Lagos, Nigeria – There is a steady flow of customers, the dirt car park is filled with vehicles, and the stalls at Oluwo market in Epe outside Lagos city are full. The market is one of the biggest in this West African country where bushmeat is sold.
The mood is festive and everyone from traders to customers appears to have a smile on their faces.
“Business is really good now. The market is open seven days a week and we always have customers. We cannot keep up with the demand for bushmeat,” Tope Akeyu, a mother of two, told Al Jazeera next to a fresh antelope carcass.
But it was not always like this. In March 2014 the World Health Organization (WHO) reported an outbreak of Ebola in West Africa. The epidemic soon became the deadliest since the viral disease was first discovered in 1976, killing five times more than any other known Ebola outbreak.
The outbreak affected Nigeria, Liberia, Sierra Leone, and Guinea – killing a total of 11,315 people, according to WHO. But on January 13, 2016, the UN body declared the region Ebola-free.
In Africa, particular species of fruit bats are considered natural hosts for the Ebola virus. Infected bats are believed to transmit the disease to humans, or indirectly through other animals that are hunted for their meat.
The family of the first victim of the outbreak, a two-year-old child, hunted bats and it is believed bushmeat was the origin of the outbreak.
Authorities warned people to stay away from bushmeat until the outbreak was over. Most heeded the warning and kept away. But they are now slowly returning.
“It was hard. Many people were scared to eat bushmeat. There were not many customers coming to us. But now they are back and business is good. We can support our families like before,” Akeyu, 30, said.
She said it was the hardest time since she joined the industry in Nigeria more than 15 years ago. Customers had a genuine reason to fear meat in Africa’s most populous country. At least eight people died from Ebola here, according to WHO.
It is midday and popular bushmeats – such as monkey and bats – are no longer in stock. But crocodile, grasscutter, and antelope are readily available to anyone willing to pay the right price.
“They go fast. If you want monkey you have to come early morning. They are very popular,” said Toyin Badmus, a tall slim lady with neat braids wearing dark red lipstick.
She’s worked in this market since she was 16 and is glad the bad times are now behind her.

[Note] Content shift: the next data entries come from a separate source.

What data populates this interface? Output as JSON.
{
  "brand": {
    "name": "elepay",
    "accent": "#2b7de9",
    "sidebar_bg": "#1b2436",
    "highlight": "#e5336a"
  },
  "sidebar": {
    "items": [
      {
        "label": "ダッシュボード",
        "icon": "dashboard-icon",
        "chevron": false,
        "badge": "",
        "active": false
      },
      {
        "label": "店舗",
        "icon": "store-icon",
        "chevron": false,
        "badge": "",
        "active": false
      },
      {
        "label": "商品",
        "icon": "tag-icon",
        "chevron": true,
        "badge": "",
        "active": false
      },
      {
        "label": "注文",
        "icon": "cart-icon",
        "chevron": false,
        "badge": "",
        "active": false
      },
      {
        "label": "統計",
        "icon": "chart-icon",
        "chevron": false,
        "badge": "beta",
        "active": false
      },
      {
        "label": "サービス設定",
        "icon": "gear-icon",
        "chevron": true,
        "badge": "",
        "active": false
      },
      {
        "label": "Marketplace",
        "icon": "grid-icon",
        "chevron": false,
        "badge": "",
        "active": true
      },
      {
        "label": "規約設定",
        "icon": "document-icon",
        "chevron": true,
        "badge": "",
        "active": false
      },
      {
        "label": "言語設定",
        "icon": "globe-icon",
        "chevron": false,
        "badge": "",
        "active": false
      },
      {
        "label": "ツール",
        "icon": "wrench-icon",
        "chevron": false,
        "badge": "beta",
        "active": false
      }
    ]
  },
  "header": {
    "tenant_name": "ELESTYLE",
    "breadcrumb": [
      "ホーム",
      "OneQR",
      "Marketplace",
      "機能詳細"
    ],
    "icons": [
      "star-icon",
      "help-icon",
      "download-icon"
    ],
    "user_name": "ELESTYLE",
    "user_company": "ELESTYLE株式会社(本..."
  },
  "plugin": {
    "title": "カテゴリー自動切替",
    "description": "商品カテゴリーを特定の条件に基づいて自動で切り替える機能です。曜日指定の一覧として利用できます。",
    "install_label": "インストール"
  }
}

“This market supports us. Without customers, we have no life. Now it is good. Even government officials come buy from us now. Before, everyone was fearful,” Badmus added.
An estimated five million tonnes of bushmeat is consumed on the continent every year, according to the Centre for International Forestry Research.
Mama Sunda Nsin-Victor is a longtime client of Badmus and these days her only worry is the price of the bushmeat.
“The meat is getting expensive. Very expensive. I want to buy antelope but I don’t have enough money. It costs $40. I cannot afford that,” Nsin-Victor said while looking at cheaper options, including a crocodile carcass on the meat stall.
“My children prefer antelope meat to cow meat. It is good for them. The meat is softer, tastes better and makes them strong,” she said.
Bushmeat is not only back on the stalls at Oluwo market. For the first time in months, meat sellers are back on roadsides targetting drivers and their passengers, just like before the Ebola outbreak.
On the busy Ajegunle to Ikorodu highway, about a dozen small stalls have popped up selling cooked bushmeat to passers-by.
“Ebola was bad for us. Business is better now,” Vivian Latif, a mother of seven children, told Al Jazeera, sitting underneath a parasol to hide from the blazing afternoon sun.
Latif, 51, has been selling bushmeat for more than 30 years.
“During the time of the Ebola, everyone was scared even to touch bushmeat. They all thought they will die if they touched the meat, let alone eat it,” Latif said.
With no union or labour associations, there was no one to speak on behalf of the thousands who depend on the industry, but that is changing for the first time.
Chinedu Eluwa is the president of the Grasscutter Farmers Association and is upbeat about the future.
“The market is now stable. The demand is there and the supply is there, too. We have started exporting to Ghana, Togo and Liberia. We hope to start exporting to other countries soon,” Eluwa told Al Jazeera.
But Akeyu, the mother-of-two, does not have cross-border business ambitions.
“I pray that Ebola does not return. That is all I want. I pray to God Ebola does not come back,” she said.
Follow Hamza Mohamed on Twitter: @Hamza_Africa